### WORK ORDER
Each line below with the word "杰贤出品" needs to be copied.

### Interface dataset entries

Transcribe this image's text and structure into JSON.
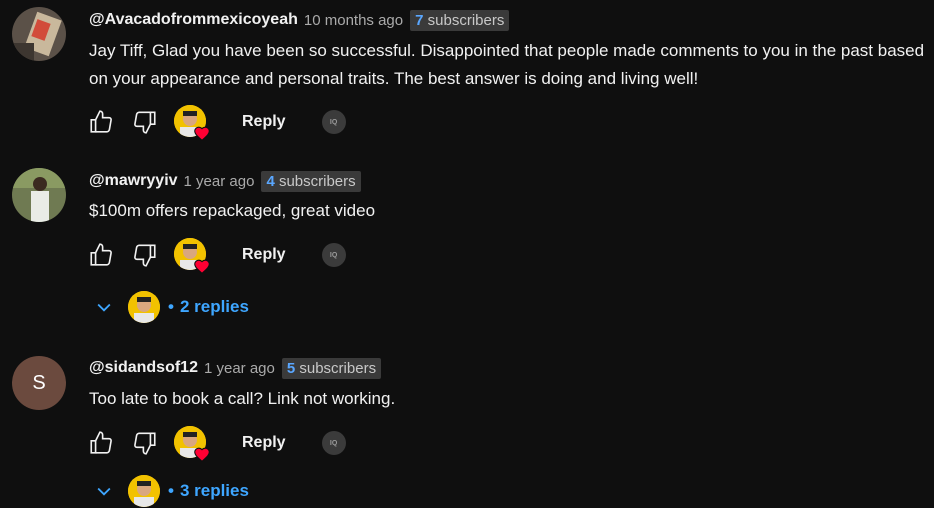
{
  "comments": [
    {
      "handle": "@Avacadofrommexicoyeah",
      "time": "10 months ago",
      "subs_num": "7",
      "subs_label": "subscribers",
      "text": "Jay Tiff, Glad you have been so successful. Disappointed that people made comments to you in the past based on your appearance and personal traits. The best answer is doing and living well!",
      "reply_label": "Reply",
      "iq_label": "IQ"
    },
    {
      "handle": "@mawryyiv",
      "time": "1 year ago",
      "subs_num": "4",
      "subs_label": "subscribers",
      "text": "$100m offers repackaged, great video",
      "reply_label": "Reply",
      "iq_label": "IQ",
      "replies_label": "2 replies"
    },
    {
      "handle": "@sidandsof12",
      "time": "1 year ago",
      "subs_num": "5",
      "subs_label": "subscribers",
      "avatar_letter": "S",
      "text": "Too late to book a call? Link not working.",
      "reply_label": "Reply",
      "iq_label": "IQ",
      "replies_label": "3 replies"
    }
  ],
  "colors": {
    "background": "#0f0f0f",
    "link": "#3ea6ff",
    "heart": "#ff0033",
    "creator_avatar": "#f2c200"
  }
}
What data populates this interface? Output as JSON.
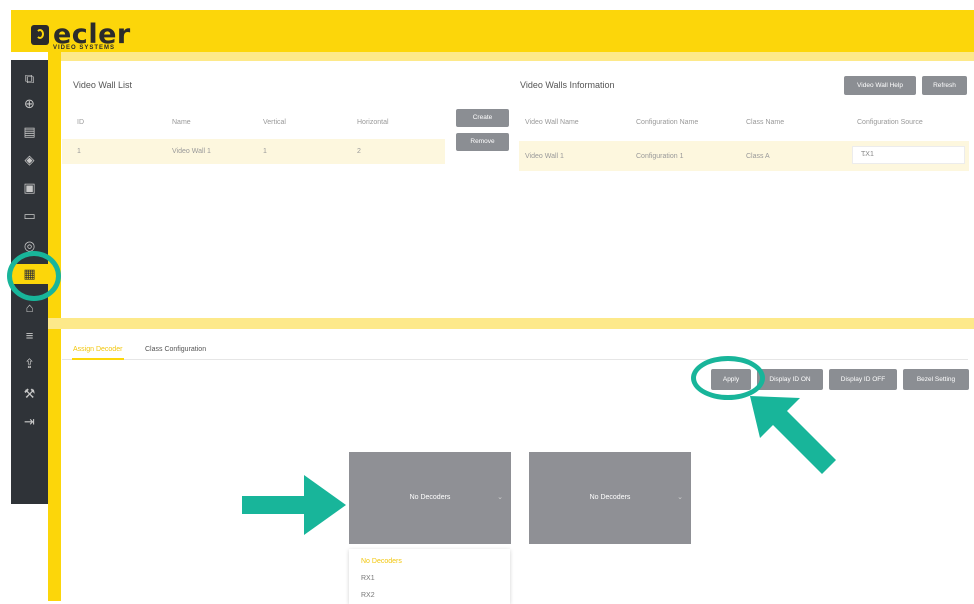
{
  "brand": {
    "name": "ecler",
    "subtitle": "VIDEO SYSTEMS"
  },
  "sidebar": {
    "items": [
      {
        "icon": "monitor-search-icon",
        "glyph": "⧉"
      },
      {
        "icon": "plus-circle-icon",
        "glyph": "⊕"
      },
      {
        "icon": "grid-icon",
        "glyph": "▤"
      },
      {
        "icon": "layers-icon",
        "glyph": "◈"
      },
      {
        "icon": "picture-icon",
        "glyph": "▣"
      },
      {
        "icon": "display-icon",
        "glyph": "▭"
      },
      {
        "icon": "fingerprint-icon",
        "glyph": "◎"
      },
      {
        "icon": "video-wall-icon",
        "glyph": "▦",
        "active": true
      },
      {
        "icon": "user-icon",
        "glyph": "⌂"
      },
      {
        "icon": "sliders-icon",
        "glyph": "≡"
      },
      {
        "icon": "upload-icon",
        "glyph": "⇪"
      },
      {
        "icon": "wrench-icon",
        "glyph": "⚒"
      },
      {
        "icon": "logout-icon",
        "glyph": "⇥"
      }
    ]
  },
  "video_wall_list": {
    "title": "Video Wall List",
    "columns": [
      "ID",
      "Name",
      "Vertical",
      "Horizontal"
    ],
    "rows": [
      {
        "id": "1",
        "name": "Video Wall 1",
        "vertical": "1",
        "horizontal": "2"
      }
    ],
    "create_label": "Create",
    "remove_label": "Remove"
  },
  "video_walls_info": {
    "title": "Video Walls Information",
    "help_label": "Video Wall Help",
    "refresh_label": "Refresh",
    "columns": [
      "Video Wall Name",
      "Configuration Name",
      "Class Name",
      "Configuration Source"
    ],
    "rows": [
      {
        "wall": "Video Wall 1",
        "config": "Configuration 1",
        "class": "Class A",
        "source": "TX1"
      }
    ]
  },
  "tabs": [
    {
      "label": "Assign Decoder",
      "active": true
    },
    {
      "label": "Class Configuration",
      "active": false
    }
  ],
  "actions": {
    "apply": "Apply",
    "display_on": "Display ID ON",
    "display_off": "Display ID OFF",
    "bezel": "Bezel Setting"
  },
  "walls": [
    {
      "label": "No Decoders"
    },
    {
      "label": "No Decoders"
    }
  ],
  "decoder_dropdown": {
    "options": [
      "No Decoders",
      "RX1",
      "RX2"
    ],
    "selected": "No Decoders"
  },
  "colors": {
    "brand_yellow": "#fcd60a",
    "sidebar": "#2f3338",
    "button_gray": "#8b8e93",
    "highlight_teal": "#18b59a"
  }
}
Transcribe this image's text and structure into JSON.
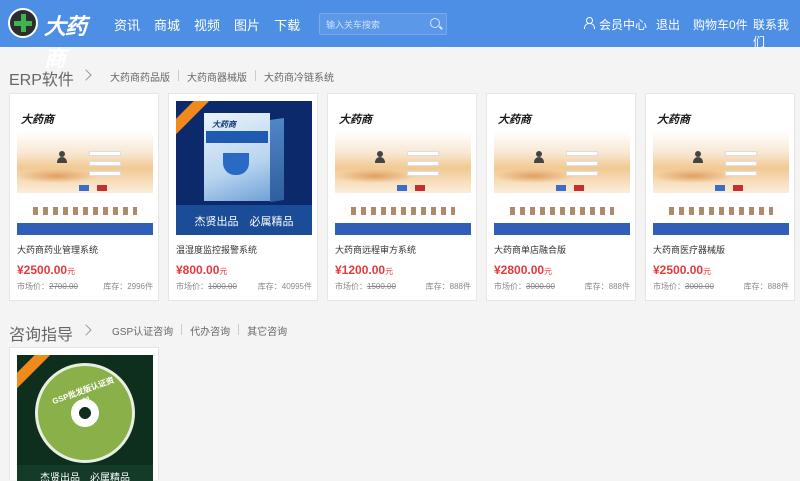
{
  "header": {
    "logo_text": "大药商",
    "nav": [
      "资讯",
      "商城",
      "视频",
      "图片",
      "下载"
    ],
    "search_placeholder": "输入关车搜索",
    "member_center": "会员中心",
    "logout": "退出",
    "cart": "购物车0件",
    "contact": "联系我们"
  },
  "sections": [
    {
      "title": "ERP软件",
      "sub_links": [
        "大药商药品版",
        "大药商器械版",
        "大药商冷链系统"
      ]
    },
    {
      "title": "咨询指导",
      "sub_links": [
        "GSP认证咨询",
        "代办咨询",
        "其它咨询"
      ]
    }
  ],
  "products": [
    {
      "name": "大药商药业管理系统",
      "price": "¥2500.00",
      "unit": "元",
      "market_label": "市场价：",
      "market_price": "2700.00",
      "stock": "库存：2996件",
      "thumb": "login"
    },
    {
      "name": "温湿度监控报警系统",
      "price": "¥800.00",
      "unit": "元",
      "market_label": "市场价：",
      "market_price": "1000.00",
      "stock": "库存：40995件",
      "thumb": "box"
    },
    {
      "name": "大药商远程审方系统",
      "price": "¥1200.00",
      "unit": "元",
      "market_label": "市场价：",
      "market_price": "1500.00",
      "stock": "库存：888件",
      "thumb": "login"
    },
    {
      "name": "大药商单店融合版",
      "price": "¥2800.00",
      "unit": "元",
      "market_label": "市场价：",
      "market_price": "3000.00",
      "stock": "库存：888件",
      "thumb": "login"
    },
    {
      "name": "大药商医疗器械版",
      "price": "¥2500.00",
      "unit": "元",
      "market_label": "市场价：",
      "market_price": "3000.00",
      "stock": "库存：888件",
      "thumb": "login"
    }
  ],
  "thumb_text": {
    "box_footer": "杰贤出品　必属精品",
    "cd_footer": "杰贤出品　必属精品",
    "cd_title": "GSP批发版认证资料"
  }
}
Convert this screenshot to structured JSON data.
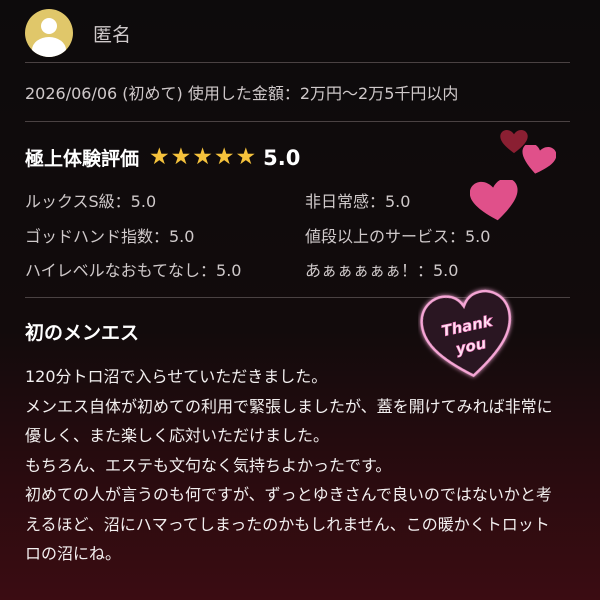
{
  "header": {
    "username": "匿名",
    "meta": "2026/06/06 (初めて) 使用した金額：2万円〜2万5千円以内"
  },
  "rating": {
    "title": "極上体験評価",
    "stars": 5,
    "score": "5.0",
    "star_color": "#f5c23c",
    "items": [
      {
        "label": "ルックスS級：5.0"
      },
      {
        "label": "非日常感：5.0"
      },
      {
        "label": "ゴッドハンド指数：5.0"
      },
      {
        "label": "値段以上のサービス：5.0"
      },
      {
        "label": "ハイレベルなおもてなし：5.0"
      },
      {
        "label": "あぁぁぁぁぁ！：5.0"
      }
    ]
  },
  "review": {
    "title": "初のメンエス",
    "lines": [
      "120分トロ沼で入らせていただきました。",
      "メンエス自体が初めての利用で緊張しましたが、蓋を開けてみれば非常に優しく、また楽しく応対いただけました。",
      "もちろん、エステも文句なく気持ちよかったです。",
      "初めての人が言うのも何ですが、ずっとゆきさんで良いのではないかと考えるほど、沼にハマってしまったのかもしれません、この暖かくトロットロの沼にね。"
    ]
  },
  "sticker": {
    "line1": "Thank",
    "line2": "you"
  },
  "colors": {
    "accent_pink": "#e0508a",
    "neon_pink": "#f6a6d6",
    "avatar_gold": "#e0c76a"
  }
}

### RESPONSE BOX
    "box_footer": "杰贤出品　必属精品",
    "cd_footer": "杰贤出品　必属精品",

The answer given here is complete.